• EXERCISE
The answer must be every line of the records below that contains the word "void", copied out.

Extracted data entries
►

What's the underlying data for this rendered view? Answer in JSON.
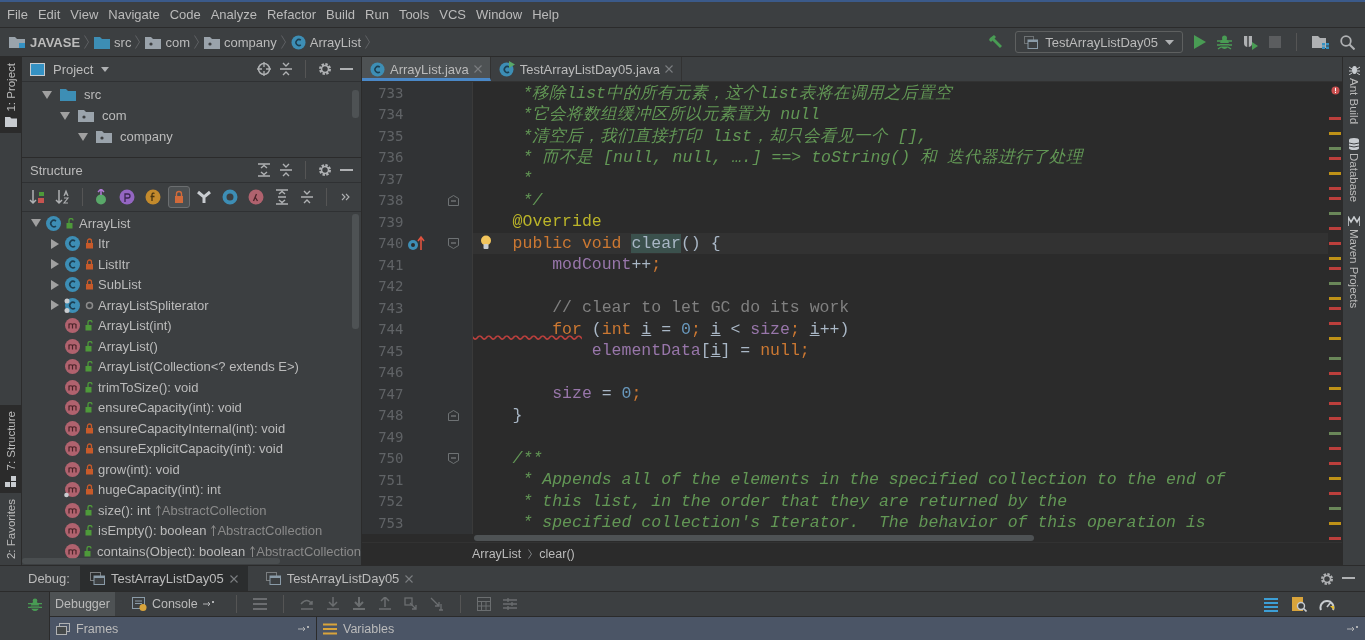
{
  "menu": [
    "File",
    "Edit",
    "View",
    "Navigate",
    "Code",
    "Analyze",
    "Refactor",
    "Build",
    "Run",
    "Tools",
    "VCS",
    "Window",
    "Help"
  ],
  "breadcrumbs": [
    {
      "label": "JAVASE",
      "kind": "project"
    },
    {
      "label": "src",
      "kind": "source-folder"
    },
    {
      "label": "com",
      "kind": "package"
    },
    {
      "label": "company",
      "kind": "package"
    },
    {
      "label": "ArrayList",
      "kind": "class"
    }
  ],
  "run_config": "TestArrayListDay05",
  "left_stripe": [
    {
      "label": "1: Project",
      "selected": true
    },
    {
      "label": "7: Structure",
      "selected": true
    },
    {
      "label": "2: Favorites",
      "selected": false
    }
  ],
  "right_stripe": [
    "Ant Build",
    "Database",
    "Maven Projects"
  ],
  "project_panel": {
    "title": "Project",
    "tree": [
      {
        "label": "src",
        "kind": "source-folder",
        "expanded": true,
        "children": [
          {
            "label": "com",
            "kind": "package",
            "expanded": true,
            "children": [
              {
                "label": "company",
                "kind": "package",
                "expanded": true
              }
            ]
          }
        ]
      }
    ]
  },
  "structure_panel": {
    "title": "Structure",
    "toolbar": [
      {
        "kind": "sort-visibility",
        "selected": false
      },
      {
        "kind": "sort-alpha",
        "selected": false
      },
      {
        "kind": "inherited",
        "selected": false
      },
      {
        "kind": "properties",
        "selected": false
      },
      {
        "kind": "fields",
        "selected": false
      },
      {
        "kind": "non-public",
        "selected": true
      },
      {
        "kind": "anonymous",
        "selected": false
      },
      {
        "kind": "ring",
        "selected": false
      },
      {
        "kind": "lambdas",
        "selected": false
      },
      {
        "kind": "expand-all",
        "selected": false
      },
      {
        "kind": "collapse-all",
        "selected": false
      },
      {
        "kind": "more",
        "selected": false
      }
    ],
    "tree": [
      {
        "label": "ArrayList",
        "kind": "public-class",
        "expanded": true,
        "children": [
          {
            "label": "Itr",
            "kind": "private-class",
            "expanded": false
          },
          {
            "label": "ListItr",
            "kind": "private-class",
            "expanded": false
          },
          {
            "label": "SubList",
            "kind": "private-class",
            "expanded": false
          },
          {
            "label": "ArrayListSpliterator",
            "kind": "package-static-class",
            "expanded": false
          },
          {
            "label": "ArrayList(int)",
            "kind": "public-method"
          },
          {
            "label": "ArrayList()",
            "kind": "public-method"
          },
          {
            "label": "ArrayList(Collection<? extends E>)",
            "kind": "public-method"
          },
          {
            "label": "trimToSize(): void",
            "kind": "public-method"
          },
          {
            "label": "ensureCapacity(int): void",
            "kind": "public-method"
          },
          {
            "label": "ensureCapacityInternal(int): void",
            "kind": "private-method"
          },
          {
            "label": "ensureExplicitCapacity(int): void",
            "kind": "private-method"
          },
          {
            "label": "grow(int): void",
            "kind": "private-method"
          },
          {
            "label": "hugeCapacity(int): int",
            "kind": "private-static-method"
          },
          {
            "label": "size(): int",
            "inherited": "AbstractCollection",
            "kind": "public-method"
          },
          {
            "label": "isEmpty(): boolean",
            "inherited": "AbstractCollection",
            "kind": "public-method"
          },
          {
            "label": "contains(Object): boolean",
            "inherited": "AbstractCollection",
            "kind": "public-method"
          }
        ]
      }
    ]
  },
  "editor": {
    "tabs": [
      {
        "label": "ArrayList.java",
        "kind": "class",
        "selected": true
      },
      {
        "label": "TestArrayListDay05.java",
        "kind": "runnable-class",
        "selected": false
      }
    ],
    "lines": [
      {
        "number": "733",
        "tokens": [
          {
            "kind": "doc",
            "text": "     *移除list中的所有元素，这个list表将在调用之后置空"
          }
        ]
      },
      {
        "number": "734",
        "tokens": [
          {
            "kind": "doc",
            "text": "     *它会将数组缓冲区所以元素置为 null"
          }
        ]
      },
      {
        "number": "735",
        "tokens": [
          {
            "kind": "doc",
            "text": "     *清空后，我们直接打印 list，却只会看见一个 [],"
          }
        ]
      },
      {
        "number": "736",
        "tokens": [
          {
            "kind": "doc",
            "text": "     * 而不是 [null, null, ….] ==> toString() 和 迭代器进行了处理"
          }
        ]
      },
      {
        "number": "737",
        "tokens": [
          {
            "kind": "doc",
            "text": "     *"
          }
        ]
      },
      {
        "number": "738",
        "markers": [
          {
            "kind": "fold-end"
          }
        ],
        "tokens": [
          {
            "kind": "doc",
            "text": "     */"
          }
        ]
      },
      {
        "number": "739",
        "tokens": [
          {
            "kind": "annotation",
            "text": "    @Override"
          }
        ]
      },
      {
        "number": "740",
        "current": true,
        "bulb": true,
        "markers": [
          {
            "kind": "overrides"
          },
          {
            "kind": "fold-start"
          }
        ],
        "tokens": [
          {
            "kind": "keyword",
            "text": "    public void "
          },
          {
            "kind": "method-match",
            "text": "clear"
          },
          {
            "kind": "plain",
            "text": "() {"
          }
        ]
      },
      {
        "number": "741",
        "tokens": [
          {
            "kind": "field",
            "text": "        modCount"
          },
          {
            "kind": "plain",
            "text": "++"
          },
          {
            "kind": "keyword",
            "text": ";"
          }
        ]
      },
      {
        "number": "742"
      },
      {
        "number": "743",
        "tokens": [
          {
            "kind": "comment",
            "text": "        // clear to let GC do its work"
          }
        ]
      },
      {
        "number": "744",
        "tokens": [
          {
            "kind": "keyword-flagged",
            "text": "        for"
          },
          {
            "kind": "plain",
            "text": " ("
          },
          {
            "kind": "keyword",
            "text": "int "
          },
          {
            "kind": "local",
            "text": "i"
          },
          {
            "kind": "plain",
            "text": " = "
          },
          {
            "kind": "number",
            "text": "0"
          },
          {
            "kind": "keyword",
            "text": "; "
          },
          {
            "kind": "local",
            "text": "i"
          },
          {
            "kind": "plain",
            "text": " < "
          },
          {
            "kind": "field",
            "text": "size"
          },
          {
            "kind": "keyword",
            "text": "; "
          },
          {
            "kind": "local",
            "text": "i"
          },
          {
            "kind": "plain",
            "text": "++)"
          }
        ]
      },
      {
        "number": "745",
        "tokens": [
          {
            "kind": "field",
            "text": "            elementData"
          },
          {
            "kind": "plain",
            "text": "["
          },
          {
            "kind": "local",
            "text": "i"
          },
          {
            "kind": "plain",
            "text": "] = "
          },
          {
            "kind": "keyword",
            "text": "null;"
          }
        ]
      },
      {
        "number": "746"
      },
      {
        "number": "747",
        "tokens": [
          {
            "kind": "field",
            "text": "        size"
          },
          {
            "kind": "plain",
            "text": " = "
          },
          {
            "kind": "number",
            "text": "0"
          },
          {
            "kind": "keyword",
            "text": ";"
          }
        ]
      },
      {
        "number": "748",
        "markers": [
          {
            "kind": "fold-end"
          }
        ],
        "tokens": [
          {
            "kind": "plain",
            "text": "    }"
          }
        ]
      },
      {
        "number": "749"
      },
      {
        "number": "750",
        "markers": [
          {
            "kind": "fold-start"
          }
        ],
        "tokens": [
          {
            "kind": "doc",
            "text": "    /**"
          }
        ]
      },
      {
        "number": "751",
        "tokens": [
          {
            "kind": "doc",
            "text": "     * Appends all of the elements in the specified collection to the end of"
          }
        ]
      },
      {
        "number": "752",
        "tokens": [
          {
            "kind": "doc",
            "text": "     * this list, in the order that they are returned by the"
          }
        ]
      },
      {
        "number": "753",
        "tokens": [
          {
            "kind": "doc",
            "text": "     * specified collection's Iterator.  The behavior of this operation is"
          }
        ]
      }
    ],
    "breadcrumb": [
      "ArrayList",
      "clear()"
    ]
  },
  "debug": {
    "title": "Debug:",
    "tabs": [
      {
        "label": "TestArrayListDay05",
        "selected": true
      },
      {
        "label": "TestArrayListDay05",
        "selected": false
      }
    ],
    "sub_tabs": [
      {
        "label": "Debugger",
        "kind": "debugger",
        "selected": true
      },
      {
        "label": "Console",
        "kind": "console",
        "selected": false
      }
    ],
    "panes": [
      "Frames",
      "Variables"
    ]
  }
}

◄

• REPLY
            "label": "trimToSize(): void",
            "label": "ensureCapacity(int): void",
            "label": "ensureCapacityInternal(int): void",
            "label": "ensureExplicitCapacity(int): void",
            "label": "grow(int): void",
            "text": "    public void "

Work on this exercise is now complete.